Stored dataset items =
—————

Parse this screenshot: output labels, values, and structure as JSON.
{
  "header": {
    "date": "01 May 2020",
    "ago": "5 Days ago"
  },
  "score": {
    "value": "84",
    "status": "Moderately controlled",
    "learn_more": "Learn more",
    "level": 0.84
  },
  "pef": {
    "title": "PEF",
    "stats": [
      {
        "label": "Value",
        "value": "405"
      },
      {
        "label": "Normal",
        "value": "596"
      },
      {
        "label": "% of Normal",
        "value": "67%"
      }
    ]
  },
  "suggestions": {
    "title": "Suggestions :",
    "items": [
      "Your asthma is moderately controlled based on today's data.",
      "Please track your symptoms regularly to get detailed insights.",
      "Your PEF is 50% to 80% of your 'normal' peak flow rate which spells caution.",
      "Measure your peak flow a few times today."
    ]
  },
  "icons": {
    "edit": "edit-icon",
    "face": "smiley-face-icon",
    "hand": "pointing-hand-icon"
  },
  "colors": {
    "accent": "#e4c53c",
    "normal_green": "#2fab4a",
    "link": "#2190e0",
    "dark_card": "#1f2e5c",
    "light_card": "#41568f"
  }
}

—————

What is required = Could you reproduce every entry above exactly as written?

Exercise output =
Parse this screenshot: output labels, values, and structure as JSON.
{
  "header": {
    "date": "01 May 2020",
    "ago": "5 Days ago"
  },
  "score": {
    "value": "84",
    "status": "Moderately controlled",
    "learn_more": "Learn more",
    "level": 0.84
  },
  "pef": {
    "title": "PEF",
    "stats": [
      {
        "label": "Value",
        "value": "405"
      },
      {
        "label": "Normal",
        "value": "596"
      },
      {
        "label": "% of Normal",
        "value": "67%"
      }
    ]
  },
  "suggestions": {
    "title": "Suggestions :",
    "items": [
      "Your asthma is moderately controlled based on today's data.",
      "Please track your symptoms regularly to get detailed insights.",
      "Your PEF is 50% to 80% of your 'normal' peak flow rate which spells caution.",
      "Measure your peak flow a few times today."
    ]
  },
  "icons": {
    "edit": "edit-icon",
    "face": "smiley-face-icon",
    "hand": "pointing-hand-icon"
  },
  "colors": {
    "accent": "#e4c53c",
    "normal_green": "#2fab4a",
    "link": "#2190e0",
    "dark_card": "#1f2e5c",
    "light_card": "#41568f"
  }
}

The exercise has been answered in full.